Dr. John Bull

Dr. John Bull COVER FRONT ONLY

by Leigh Henry, with a new introduction by Matthew Brewer

Dr. John Bull is a fascinating look at the life and times of one of the most influential English composers in musical history. Leigh Henry vividly realizes both the events that shaped John Bull as well as the world he inhabited. Through a richly detailed account of John Bull’s England, Henry portrays a man in the midst of a sea change in both music and everyday life.

Purchase through Amazon

The Amenities of Book Collecting

The Amenities of Book Collecting COVER FRONT ONLYby A. Edward Newton

with a new introduction by Katherine Mead-Brewer

The Amenities of Book Collecting is a unique compilation of literary history, autobiography, travel writing, and, of course, the history of book collecting. Through these essays and reflections, Newton presents his own travels, collecting goals and expeditions, relationships, and interests as an introduction, for the layman and budding collector alike, to the surprisingly wide world and art of serious book collecting.

Purchase through Amazon

France & New England Volume 1

France and New England 1 COVER FRONT ONLYby Allan Forbes & Paul Cadman

The State Street Bank, which published this book as part of a series of three about France and New England to mark the 100th anniversary of the visit of the Marquis de Lafayette to Boston, was given a charter in 1792 by none other than John Hancock, in his role as governor of Massachusetts. Its original name was the Union Bank.

Eventually Union Bank merged with the State Street Trust Company, which had been established in 1891. In time the name was shortened to the State Street Corporation, which today is custodian for over six trillion dollars in assets. But it retains a clipper ship as its logo, and is still headquartered in Boston.

Connections with the founding of the United States made the bank very conscious of its history, and it not only supported scholarly publications but actively collected prints, maps, hanging lanterns, even harpoons – becoming a historical museum about old Massachusetts.

For many years, the prime mover in the bank’s vigorous collecting was Allan Forbes, a scion of the celebrated Brahmin family of Forbes. Graduating from Harvard, he went to work for State Street in 1899 and became president in 1911, then chairman of the board until his death in 1955.

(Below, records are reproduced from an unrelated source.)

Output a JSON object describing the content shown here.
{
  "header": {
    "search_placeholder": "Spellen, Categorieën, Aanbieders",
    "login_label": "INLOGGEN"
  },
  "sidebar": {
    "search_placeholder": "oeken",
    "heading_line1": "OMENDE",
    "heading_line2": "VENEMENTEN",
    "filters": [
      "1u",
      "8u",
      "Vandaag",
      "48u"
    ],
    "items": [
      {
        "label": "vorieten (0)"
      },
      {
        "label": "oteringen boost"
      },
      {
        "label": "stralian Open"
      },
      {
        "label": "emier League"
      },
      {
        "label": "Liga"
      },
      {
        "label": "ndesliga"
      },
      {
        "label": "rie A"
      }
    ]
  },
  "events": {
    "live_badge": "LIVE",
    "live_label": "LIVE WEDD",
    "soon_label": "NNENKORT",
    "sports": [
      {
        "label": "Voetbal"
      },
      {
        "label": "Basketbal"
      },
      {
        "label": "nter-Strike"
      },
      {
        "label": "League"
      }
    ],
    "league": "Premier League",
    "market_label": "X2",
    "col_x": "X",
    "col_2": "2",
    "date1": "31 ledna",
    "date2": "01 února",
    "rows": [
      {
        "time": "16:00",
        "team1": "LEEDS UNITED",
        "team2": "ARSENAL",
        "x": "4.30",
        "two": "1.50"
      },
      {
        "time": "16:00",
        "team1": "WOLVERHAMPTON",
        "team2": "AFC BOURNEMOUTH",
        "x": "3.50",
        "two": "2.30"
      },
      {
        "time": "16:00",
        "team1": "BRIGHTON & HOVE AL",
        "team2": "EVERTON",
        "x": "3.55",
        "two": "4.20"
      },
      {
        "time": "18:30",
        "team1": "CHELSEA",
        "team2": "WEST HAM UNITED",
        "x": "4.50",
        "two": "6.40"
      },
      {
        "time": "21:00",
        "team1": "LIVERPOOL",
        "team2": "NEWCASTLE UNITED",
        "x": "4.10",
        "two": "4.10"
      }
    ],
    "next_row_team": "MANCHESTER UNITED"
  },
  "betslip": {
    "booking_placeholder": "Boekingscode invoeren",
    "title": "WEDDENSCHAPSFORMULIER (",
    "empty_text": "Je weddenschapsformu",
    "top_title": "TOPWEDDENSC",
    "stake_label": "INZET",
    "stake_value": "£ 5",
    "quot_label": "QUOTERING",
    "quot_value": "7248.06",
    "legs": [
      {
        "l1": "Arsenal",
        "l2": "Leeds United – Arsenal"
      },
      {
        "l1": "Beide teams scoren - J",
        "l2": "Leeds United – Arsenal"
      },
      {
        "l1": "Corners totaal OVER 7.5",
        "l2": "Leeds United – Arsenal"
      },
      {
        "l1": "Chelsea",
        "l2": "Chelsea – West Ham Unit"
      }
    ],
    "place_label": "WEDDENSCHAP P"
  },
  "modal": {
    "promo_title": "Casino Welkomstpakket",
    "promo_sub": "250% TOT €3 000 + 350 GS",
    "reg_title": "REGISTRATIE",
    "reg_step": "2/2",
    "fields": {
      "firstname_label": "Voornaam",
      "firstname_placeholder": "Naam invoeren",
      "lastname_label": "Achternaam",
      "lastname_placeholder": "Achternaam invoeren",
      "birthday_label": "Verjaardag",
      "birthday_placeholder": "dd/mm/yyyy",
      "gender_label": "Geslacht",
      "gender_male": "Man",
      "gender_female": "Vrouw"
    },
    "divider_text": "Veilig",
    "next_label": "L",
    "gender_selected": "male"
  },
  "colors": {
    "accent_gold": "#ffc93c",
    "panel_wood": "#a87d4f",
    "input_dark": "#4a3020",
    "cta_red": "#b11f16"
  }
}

He was eclectic in his antiquarian interests and even produced a highly useful study of clipper ships on sailing cards. If one asks why the head of a large financial concern would take time for such esoteria, perhaps it suffices to say he was a real Bostonian and a quote from Fortune Magazine in 1933 is apt: “The more or less romantic individuals who delight to discover in any community its sources of real power would find this whole Boston hierarchy – social, financial, and political – very little to their taste. At the top, but in another dimension altogether, are the Bostonians. Time cannot wither nor custom scale their infinite variety of sound investments. Social power is theirs. Civilization is theirs.” Three volumes about France and New England are thus easily understood.

Purchase through Amazon

Dante and His Time

Dante and His Time COVER FRONT ONLY

by Karl Federn

In Dan Brown’s book, Professor Langdon tells his Harvard class that “Dante’s Inferno is a landscape so rich in symbolism and iconography that I often dedicate an entire semester course to it.” While taking Dr. Langdon’s course on Dante is impossible, there is no better guide to the references in Brown’s novel than Karl Federn, the great Dante scholar.

Purchase through Amazon

President John Quincy Adams’ Quarrel with the Freemasons

John Quincy Adams's Quarrel with the Freemasons COVER copy copy

Edited and Introduced by Guillermo De Los Reyes

Such was the revulsion in the United States over the purported murder of William Morgan, an upstate New Yorker who in 1826 disappeared after threatening to expose Masonic secrets, that political groups campaigned to drive Masons out of office and close down their lodges. President John Quincy Adams devoted considerable energy to the controversy, as this remarkable set of letters shows. He not only scorned Freemasonry but opposed college secret societies as well, and his feelings about secrecy continue to be of interest as in a new era we face Wikileaks and other challenges to covert activities.

Purchase through Amazon